The purpose of this article is to trace the emergence of a worldwide church demographic crisis that the author calls the “Religion Singularity,” and to project its impact on the future of institutional Christianity. For nineteen centuries, Christianity experienced strong and steady growth in the total numbers of Christians, worship centers, and denominations worldwide. Since then growth in the number of Christians has continued largely unchanged. But growth in the number of denominations and worship centers turned sharply upward in recent decades, substantially exceeding the growth rate of the total Christian population. This differential is driving a concurrent decline in the size of those institutions to unsustainable levels by the end of the century. The author suggests that denominations are unlikely to survive this severe downsizing. Meanwhile, given their smaller size and more organic structure, worship centers are more likely to survive the religion singularity than their larger counterparts, but only if they are willing to become vision-guided and experimental.

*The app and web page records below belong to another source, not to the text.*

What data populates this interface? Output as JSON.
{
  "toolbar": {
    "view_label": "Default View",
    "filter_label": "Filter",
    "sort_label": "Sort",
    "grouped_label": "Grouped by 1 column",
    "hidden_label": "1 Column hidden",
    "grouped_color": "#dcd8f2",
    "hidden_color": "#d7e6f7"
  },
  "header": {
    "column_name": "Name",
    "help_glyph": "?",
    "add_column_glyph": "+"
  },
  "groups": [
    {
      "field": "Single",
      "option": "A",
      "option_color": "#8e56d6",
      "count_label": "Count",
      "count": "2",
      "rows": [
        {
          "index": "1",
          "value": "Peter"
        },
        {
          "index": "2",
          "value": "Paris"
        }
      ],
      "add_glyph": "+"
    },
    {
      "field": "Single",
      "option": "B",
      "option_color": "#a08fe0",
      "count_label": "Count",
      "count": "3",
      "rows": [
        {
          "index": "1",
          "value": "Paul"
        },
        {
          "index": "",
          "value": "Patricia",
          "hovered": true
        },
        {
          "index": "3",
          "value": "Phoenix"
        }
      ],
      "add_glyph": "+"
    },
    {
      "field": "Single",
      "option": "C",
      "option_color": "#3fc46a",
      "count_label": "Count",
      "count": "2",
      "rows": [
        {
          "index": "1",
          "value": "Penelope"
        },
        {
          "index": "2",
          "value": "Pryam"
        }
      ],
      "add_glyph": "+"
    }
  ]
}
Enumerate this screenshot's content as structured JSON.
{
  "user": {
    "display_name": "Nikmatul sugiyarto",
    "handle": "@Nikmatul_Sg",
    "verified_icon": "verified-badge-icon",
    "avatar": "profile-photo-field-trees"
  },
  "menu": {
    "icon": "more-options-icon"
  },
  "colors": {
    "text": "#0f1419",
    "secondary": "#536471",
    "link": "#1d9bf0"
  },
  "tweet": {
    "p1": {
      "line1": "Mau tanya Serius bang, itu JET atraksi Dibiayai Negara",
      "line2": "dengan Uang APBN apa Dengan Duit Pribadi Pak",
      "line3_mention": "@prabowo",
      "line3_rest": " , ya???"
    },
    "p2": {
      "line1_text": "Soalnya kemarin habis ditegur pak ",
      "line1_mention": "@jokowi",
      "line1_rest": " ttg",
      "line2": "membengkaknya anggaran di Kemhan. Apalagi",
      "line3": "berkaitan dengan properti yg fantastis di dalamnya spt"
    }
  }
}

Current research on the connection between religion and the environment indicates that religious beliefs may provide a form of motivation for environmental stewardship and serve to rationalize environmental activism. This study used data from the profoundly religious region of northeast Nigeria to explore the various ways in which religious ideas inform pro-environmental action and to investigate whether motives for pro-environmental action differ between Christians and Muslims in the region. The study used both qualitative analysis of interviews with leaders of some selected congregations and statistical analysis of questionnaire data collected from members of those congregations to achieve these objectives. Overall, there is strong evidence that religious values contribute to three broad motives for pro-environmental action—namely, ecocentrism, anthropocentrism, and theocentrism. Although the study did not find significant variations in the religious motives for pro-environmental action among the two groups, some differences have been observed in the concepts used by the groups to explain their motives for environmental stewardship. The implications of these findings for researching religious environmentalism and environmental reform policy in religiously conservative societies are discussed.
The concept of the heart has played a central role in the Christian tradition since ancient times. Over the course of history, it has been given a range of interpretations. The concept has received attention particularly within the Orthodox tradition, especially with respect to the practice of the Jesus Prayer, or Prayer of the Heart. Similarly, the concept of the mind has played a fundamental role in the development of Buddhist thought, particularly within the Chan/Zen tradition. This article examines these two concepts, focusing on Orthodox writer Archimandrite Zacharias’ development of the notion of the deep heart and Chinese Chan master Hongzhi’s use of the empty field. It is argued that, when viewed from a phenomenological perspective, a profound relationship exists between these ideas, supporting the presence of a fundamental psychological symmetry between the practices of these two spiritual traditions.